• [DATA SHOWN]
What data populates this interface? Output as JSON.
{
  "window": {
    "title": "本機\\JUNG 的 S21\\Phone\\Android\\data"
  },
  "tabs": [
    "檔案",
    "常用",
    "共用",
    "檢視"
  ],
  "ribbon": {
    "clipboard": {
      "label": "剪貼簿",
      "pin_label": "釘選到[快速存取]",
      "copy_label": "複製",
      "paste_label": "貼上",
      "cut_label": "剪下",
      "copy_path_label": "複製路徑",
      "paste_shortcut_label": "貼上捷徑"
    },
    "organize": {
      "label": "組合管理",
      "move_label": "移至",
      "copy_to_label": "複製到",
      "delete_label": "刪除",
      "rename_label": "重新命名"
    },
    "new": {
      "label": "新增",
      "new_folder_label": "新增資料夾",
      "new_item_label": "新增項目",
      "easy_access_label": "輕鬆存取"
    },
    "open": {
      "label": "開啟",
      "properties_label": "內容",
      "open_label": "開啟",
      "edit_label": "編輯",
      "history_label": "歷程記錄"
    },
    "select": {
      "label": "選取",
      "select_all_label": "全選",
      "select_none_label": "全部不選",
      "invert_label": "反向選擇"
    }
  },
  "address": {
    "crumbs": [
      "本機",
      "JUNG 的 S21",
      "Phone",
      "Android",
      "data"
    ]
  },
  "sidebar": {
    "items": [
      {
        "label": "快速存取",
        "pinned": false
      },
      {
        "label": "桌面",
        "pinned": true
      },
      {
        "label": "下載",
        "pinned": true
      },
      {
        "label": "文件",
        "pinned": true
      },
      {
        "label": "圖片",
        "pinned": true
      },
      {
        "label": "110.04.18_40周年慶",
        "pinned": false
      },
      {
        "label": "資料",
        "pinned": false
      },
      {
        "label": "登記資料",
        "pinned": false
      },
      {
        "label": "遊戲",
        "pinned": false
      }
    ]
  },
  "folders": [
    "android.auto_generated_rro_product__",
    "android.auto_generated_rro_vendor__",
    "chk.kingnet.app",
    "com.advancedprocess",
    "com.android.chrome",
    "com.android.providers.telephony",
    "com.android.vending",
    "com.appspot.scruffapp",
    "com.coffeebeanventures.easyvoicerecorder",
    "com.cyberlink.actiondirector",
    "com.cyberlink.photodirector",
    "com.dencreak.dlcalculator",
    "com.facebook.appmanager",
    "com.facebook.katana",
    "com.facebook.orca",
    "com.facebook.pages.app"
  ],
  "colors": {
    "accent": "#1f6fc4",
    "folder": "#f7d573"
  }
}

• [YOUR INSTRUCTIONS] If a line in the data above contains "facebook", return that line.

• [SOLVED PROBLEM]
    "com.facebook.appmanager",
    "com.facebook.katana",
    "com.facebook.orca",
    "com.facebook.pages.app"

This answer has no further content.